▶ _ASSIGNMENT_
Please restate the records below word for word, leaving out every picture.

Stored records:
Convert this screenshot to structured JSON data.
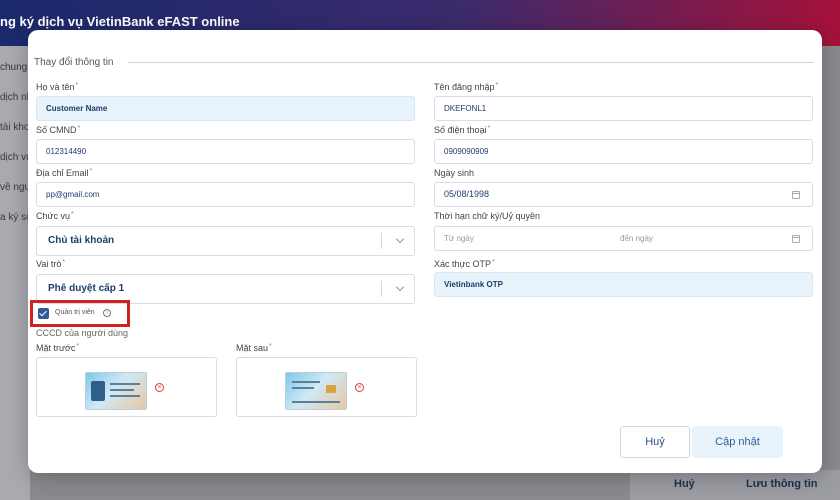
{
  "background": {
    "header_title": "ng ký dịch vụ VietinBank eFAST online",
    "side_items": [
      "chung",
      "dịch nhà",
      "tài khoả",
      "dịch vụ",
      "về người",
      "a ký số"
    ],
    "footer": {
      "cancel_label": "Huỷ",
      "save_label": "Lưu thông tin"
    }
  },
  "modal": {
    "section_title": "Thay đổi thông tin",
    "fields": {
      "full_name": {
        "label": "Họ và tên",
        "value": "Customer Name"
      },
      "username": {
        "label": "Tên đăng nhập",
        "value": "DKEFONL1"
      },
      "id_number": {
        "label": "Số CMND",
        "value": "012314490"
      },
      "phone": {
        "label": "Số điện thoại",
        "value": "0909090909"
      },
      "email": {
        "label": "Địa chỉ Email",
        "value": "pp@gmail.com"
      },
      "birthday": {
        "label": "Ngày sinh",
        "value": "05/08/1998"
      },
      "position": {
        "label": "Chức vụ",
        "value": "Chủ tài khoản"
      },
      "signature_period": {
        "label": "Thời hạn chữ ký/Uỷ quyền",
        "from_placeholder": "Từ ngày",
        "to_placeholder": "đến ngày"
      },
      "role": {
        "label": "Vai trò",
        "value": "Phê duyệt cấp 1"
      },
      "otp": {
        "label": "Xác thực OTP",
        "value": "Vietinbank OTP"
      }
    },
    "admin_checkbox": {
      "label": "Quản trị viên",
      "checked": true,
      "info_glyph": "i"
    },
    "cccd": {
      "label": "CCCD của người dùng",
      "front_label": "Mặt trước",
      "back_label": "Mặt sau",
      "remove_glyph": "×"
    },
    "buttons": {
      "cancel": "Huỷ",
      "update": "Cập nhật"
    },
    "required_mark": "*"
  }
}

▶ _ANSWER BELOW_
Convert this screenshot to structured JSON data.
{
  "background": {
    "header_title": "ng ký dịch vụ VietinBank eFAST online",
    "side_items": [
      "chung",
      "dịch nhà",
      "tài khoả",
      "dịch vụ",
      "về người",
      "a ký số"
    ],
    "footer": {
      "cancel_label": "Huỷ",
      "save_label": "Lưu thông tin"
    }
  },
  "modal": {
    "section_title": "Thay đổi thông tin",
    "fields": {
      "full_name": {
        "label": "Họ và tên",
        "value": "Customer Name"
      },
      "username": {
        "label": "Tên đăng nhập",
        "value": "DKEFONL1"
      },
      "id_number": {
        "label": "Số CMND",
        "value": "012314490"
      },
      "phone": {
        "label": "Số điện thoại",
        "value": "0909090909"
      },
      "email": {
        "label": "Địa chỉ Email",
        "value": "pp@gmail.com"
      },
      "birthday": {
        "label": "Ngày sinh",
        "value": "05/08/1998"
      },
      "position": {
        "label": "Chức vụ",
        "value": "Chủ tài khoản"
      },
      "signature_period": {
        "label": "Thời hạn chữ ký/Uỷ quyền",
        "from_placeholder": "Từ ngày",
        "to_placeholder": "đến ngày"
      },
      "role": {
        "label": "Vai trò",
        "value": "Phê duyệt cấp 1"
      },
      "otp": {
        "label": "Xác thực OTP",
        "value": "Vietinbank OTP"
      }
    },
    "admin_checkbox": {
      "label": "Quản trị viên",
      "checked": true,
      "info_glyph": "i"
    },
    "cccd": {
      "label": "CCCD của người dùng",
      "front_label": "Mặt trước",
      "back_label": "Mặt sau",
      "remove_glyph": "×"
    },
    "buttons": {
      "cancel": "Huỷ",
      "update": "Cập nhật"
    },
    "required_mark": "*"
  }
}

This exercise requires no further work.